# EXERCISE INPUT
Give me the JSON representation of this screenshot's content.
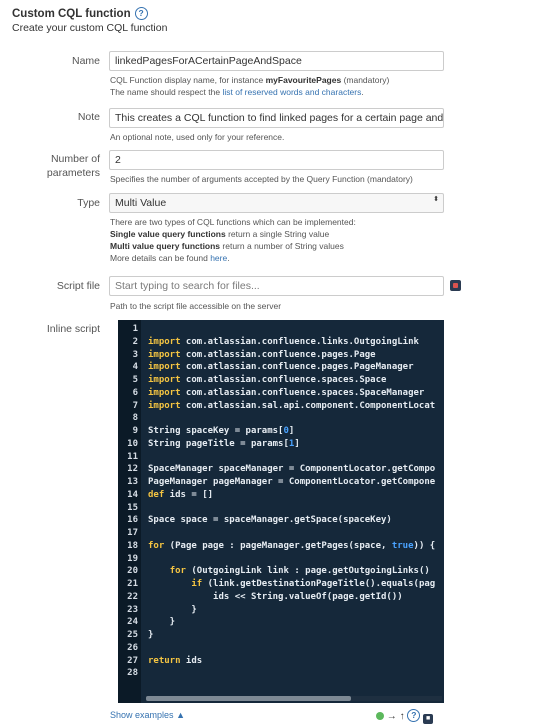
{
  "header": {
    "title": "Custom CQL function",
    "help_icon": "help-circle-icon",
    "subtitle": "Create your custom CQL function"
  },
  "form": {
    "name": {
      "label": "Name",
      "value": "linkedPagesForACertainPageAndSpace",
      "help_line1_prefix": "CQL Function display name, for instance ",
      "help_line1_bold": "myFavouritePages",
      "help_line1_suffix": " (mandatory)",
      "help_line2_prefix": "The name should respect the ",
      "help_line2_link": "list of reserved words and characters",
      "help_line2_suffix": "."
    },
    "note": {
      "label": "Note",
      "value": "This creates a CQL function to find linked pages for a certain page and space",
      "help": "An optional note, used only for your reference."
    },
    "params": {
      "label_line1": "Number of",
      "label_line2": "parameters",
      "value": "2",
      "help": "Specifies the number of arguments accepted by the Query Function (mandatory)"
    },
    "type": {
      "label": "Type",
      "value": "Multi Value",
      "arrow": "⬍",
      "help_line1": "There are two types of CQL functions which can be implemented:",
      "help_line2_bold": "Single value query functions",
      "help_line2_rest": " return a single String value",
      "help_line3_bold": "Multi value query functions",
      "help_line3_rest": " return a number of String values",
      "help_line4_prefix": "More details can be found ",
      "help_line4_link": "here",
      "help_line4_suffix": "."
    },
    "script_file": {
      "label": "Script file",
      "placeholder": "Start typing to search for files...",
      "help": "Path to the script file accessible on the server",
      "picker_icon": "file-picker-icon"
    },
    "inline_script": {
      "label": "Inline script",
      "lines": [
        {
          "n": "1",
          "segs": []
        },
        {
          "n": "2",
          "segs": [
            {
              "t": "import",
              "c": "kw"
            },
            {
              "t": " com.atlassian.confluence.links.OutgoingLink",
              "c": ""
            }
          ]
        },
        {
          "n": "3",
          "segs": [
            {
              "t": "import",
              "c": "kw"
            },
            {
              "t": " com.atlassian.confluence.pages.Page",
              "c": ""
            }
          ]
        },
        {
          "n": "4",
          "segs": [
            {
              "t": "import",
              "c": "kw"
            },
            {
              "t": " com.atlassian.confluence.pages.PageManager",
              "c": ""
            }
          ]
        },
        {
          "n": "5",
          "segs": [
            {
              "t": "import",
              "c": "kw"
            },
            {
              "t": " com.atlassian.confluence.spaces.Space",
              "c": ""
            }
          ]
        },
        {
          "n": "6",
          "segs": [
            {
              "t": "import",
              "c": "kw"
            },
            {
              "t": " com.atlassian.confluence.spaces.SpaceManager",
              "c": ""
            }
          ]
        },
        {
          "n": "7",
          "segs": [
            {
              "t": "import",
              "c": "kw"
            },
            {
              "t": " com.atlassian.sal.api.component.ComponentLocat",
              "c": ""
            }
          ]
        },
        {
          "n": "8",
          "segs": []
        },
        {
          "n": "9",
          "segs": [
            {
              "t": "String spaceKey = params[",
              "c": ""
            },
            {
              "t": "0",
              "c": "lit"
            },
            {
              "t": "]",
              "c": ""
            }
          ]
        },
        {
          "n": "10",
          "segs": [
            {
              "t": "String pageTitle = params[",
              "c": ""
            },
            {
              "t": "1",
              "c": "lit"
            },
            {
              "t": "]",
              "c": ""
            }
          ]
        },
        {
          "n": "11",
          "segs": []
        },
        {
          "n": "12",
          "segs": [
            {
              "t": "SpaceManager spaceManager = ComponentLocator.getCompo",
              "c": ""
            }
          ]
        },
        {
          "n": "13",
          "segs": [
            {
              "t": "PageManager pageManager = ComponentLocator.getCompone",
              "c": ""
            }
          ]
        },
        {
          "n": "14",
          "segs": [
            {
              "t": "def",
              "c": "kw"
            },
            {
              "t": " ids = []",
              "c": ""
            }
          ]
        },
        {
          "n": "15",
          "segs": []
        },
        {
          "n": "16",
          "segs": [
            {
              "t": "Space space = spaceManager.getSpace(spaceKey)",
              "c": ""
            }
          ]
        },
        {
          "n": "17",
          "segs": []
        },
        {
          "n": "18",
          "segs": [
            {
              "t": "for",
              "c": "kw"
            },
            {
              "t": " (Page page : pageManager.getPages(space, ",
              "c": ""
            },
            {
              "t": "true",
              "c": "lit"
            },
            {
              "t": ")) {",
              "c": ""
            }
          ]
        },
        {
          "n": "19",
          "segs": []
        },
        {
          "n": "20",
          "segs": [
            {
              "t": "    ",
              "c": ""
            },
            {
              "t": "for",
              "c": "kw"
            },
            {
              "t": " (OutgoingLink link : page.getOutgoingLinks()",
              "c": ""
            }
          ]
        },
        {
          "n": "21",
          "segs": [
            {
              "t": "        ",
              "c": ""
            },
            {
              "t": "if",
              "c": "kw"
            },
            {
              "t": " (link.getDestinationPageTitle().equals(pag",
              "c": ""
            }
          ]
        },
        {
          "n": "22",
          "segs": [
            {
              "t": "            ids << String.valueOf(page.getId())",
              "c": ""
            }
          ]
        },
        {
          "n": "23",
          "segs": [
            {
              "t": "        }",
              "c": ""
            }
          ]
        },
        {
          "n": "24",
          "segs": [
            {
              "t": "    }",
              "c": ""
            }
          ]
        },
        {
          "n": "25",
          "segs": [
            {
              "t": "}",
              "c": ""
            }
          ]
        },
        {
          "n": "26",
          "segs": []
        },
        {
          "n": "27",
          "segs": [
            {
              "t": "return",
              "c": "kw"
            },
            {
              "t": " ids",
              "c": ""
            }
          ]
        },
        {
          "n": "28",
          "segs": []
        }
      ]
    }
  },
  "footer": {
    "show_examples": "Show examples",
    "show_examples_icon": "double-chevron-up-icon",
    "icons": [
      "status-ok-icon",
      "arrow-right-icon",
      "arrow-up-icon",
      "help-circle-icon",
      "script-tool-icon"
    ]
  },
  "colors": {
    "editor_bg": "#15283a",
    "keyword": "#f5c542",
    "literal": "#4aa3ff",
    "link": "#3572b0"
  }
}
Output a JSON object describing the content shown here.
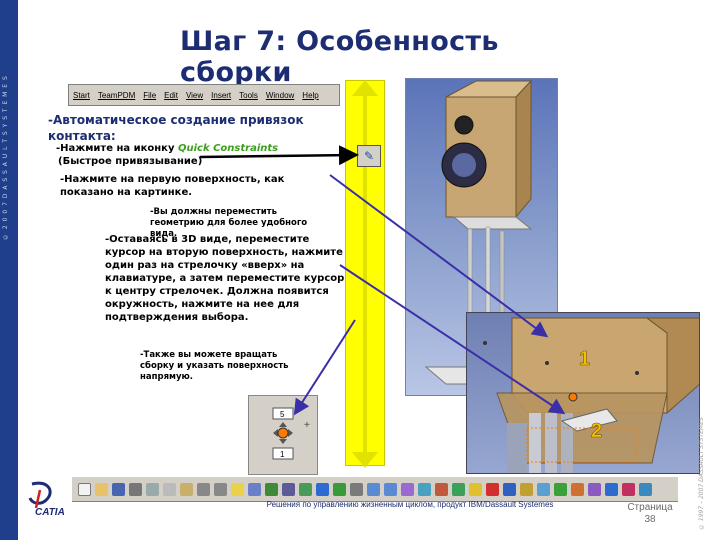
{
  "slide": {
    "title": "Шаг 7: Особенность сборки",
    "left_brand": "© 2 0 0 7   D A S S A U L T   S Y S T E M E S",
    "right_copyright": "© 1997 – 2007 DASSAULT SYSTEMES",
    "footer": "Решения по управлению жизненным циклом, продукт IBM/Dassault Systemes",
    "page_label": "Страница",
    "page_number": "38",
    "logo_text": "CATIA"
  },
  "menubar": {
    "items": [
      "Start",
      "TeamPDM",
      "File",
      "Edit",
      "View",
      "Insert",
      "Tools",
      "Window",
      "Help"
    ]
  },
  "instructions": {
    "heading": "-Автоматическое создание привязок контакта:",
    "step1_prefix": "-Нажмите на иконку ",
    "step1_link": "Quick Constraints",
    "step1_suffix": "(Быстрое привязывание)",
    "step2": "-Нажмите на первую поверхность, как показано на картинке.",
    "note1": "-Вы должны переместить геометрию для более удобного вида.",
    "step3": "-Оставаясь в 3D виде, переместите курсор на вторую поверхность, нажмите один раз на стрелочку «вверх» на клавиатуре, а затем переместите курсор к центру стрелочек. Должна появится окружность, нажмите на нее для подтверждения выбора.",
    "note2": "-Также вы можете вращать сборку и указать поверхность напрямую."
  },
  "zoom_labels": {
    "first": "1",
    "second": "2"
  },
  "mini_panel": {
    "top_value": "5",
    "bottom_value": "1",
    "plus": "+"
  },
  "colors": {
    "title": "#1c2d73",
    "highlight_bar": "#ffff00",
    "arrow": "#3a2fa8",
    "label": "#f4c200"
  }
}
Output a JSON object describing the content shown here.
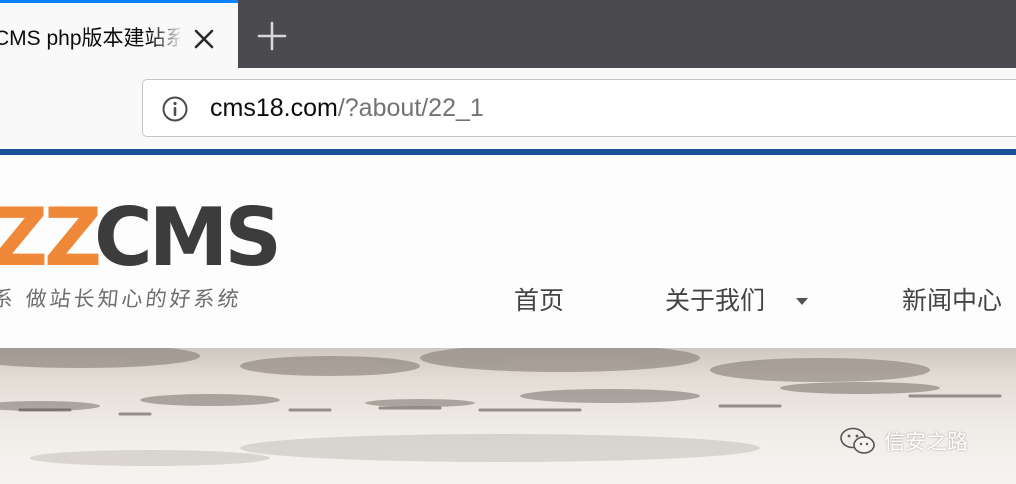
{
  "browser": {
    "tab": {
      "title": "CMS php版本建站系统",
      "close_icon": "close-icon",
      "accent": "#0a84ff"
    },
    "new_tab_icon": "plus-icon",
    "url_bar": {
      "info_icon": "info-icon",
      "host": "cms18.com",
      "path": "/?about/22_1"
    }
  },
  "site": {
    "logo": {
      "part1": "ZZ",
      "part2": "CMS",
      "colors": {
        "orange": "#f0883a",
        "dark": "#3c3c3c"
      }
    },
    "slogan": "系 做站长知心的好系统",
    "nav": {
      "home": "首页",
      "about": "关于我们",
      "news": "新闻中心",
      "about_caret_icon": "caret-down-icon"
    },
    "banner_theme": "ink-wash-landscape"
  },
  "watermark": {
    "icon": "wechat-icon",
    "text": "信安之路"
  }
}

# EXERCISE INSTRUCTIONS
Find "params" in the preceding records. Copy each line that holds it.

# SOLUTION FOR THIS EXERCISE
    "params": {
              "t": "String spaceKey = params[",
              "t": "String pageTitle = params[",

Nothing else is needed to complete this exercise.